Segment Start: Given records

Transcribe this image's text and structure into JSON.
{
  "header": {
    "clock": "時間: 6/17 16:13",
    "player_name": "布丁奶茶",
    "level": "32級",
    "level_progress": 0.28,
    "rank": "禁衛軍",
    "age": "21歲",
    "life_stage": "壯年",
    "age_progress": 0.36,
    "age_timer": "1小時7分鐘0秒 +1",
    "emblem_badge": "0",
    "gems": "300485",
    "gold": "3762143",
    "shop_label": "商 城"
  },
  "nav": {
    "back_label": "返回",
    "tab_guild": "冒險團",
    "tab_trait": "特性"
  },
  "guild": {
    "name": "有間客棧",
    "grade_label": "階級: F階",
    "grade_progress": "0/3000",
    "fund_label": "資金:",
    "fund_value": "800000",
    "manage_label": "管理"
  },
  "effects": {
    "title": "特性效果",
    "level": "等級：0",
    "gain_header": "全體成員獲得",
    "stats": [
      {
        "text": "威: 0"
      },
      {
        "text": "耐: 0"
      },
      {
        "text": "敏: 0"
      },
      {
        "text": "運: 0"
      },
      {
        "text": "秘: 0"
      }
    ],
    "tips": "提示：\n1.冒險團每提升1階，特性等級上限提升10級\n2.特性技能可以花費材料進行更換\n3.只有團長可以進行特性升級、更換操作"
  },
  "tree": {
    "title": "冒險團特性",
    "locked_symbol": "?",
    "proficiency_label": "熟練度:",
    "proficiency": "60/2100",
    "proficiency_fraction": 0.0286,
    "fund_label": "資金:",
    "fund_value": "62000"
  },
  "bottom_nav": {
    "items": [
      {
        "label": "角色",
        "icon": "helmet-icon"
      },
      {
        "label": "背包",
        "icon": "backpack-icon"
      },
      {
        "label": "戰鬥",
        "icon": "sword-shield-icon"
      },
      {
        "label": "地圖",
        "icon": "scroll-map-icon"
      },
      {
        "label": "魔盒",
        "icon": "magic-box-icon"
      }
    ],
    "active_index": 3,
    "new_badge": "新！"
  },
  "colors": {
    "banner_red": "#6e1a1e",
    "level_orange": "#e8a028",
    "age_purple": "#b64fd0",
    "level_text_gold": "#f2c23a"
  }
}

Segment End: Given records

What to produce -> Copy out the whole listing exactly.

Solution ->
Transcribe this image's text and structure into JSON.
{
  "header": {
    "clock": "時間: 6/17 16:13",
    "player_name": "布丁奶茶",
    "level": "32級",
    "level_progress": 0.28,
    "rank": "禁衛軍",
    "age": "21歲",
    "life_stage": "壯年",
    "age_progress": 0.36,
    "age_timer": "1小時7分鐘0秒 +1",
    "emblem_badge": "0",
    "gems": "300485",
    "gold": "3762143",
    "shop_label": "商 城"
  },
  "nav": {
    "back_label": "返回",
    "tab_guild": "冒險團",
    "tab_trait": "特性"
  },
  "guild": {
    "name": "有間客棧",
    "grade_label": "階級: F階",
    "grade_progress": "0/3000",
    "fund_label": "資金:",
    "fund_value": "800000",
    "manage_label": "管理"
  },
  "effects": {
    "title": "特性效果",
    "level": "等級：0",
    "gain_header": "全體成員獲得",
    "stats": [
      {
        "text": "威: 0"
      },
      {
        "text": "耐: 0"
      },
      {
        "text": "敏: 0"
      },
      {
        "text": "運: 0"
      },
      {
        "text": "秘: 0"
      }
    ],
    "tips": "提示：\n1.冒險團每提升1階，特性等級上限提升10級\n2.特性技能可以花費材料進行更換\n3.只有團長可以進行特性升級、更換操作"
  },
  "tree": {
    "title": "冒險團特性",
    "locked_symbol": "?",
    "proficiency_label": "熟練度:",
    "proficiency": "60/2100",
    "proficiency_fraction": 0.0286,
    "fund_label": "資金:",
    "fund_value": "62000"
  },
  "bottom_nav": {
    "items": [
      {
        "label": "角色",
        "icon": "helmet-icon"
      },
      {
        "label": "背包",
        "icon": "backpack-icon"
      },
      {
        "label": "戰鬥",
        "icon": "sword-shield-icon"
      },
      {
        "label": "地圖",
        "icon": "scroll-map-icon"
      },
      {
        "label": "魔盒",
        "icon": "magic-box-icon"
      }
    ],
    "active_index": 3,
    "new_badge": "新！"
  },
  "colors": {
    "banner_red": "#6e1a1e",
    "level_orange": "#e8a028",
    "age_purple": "#b64fd0",
    "level_text_gold": "#f2c23a"
  }
}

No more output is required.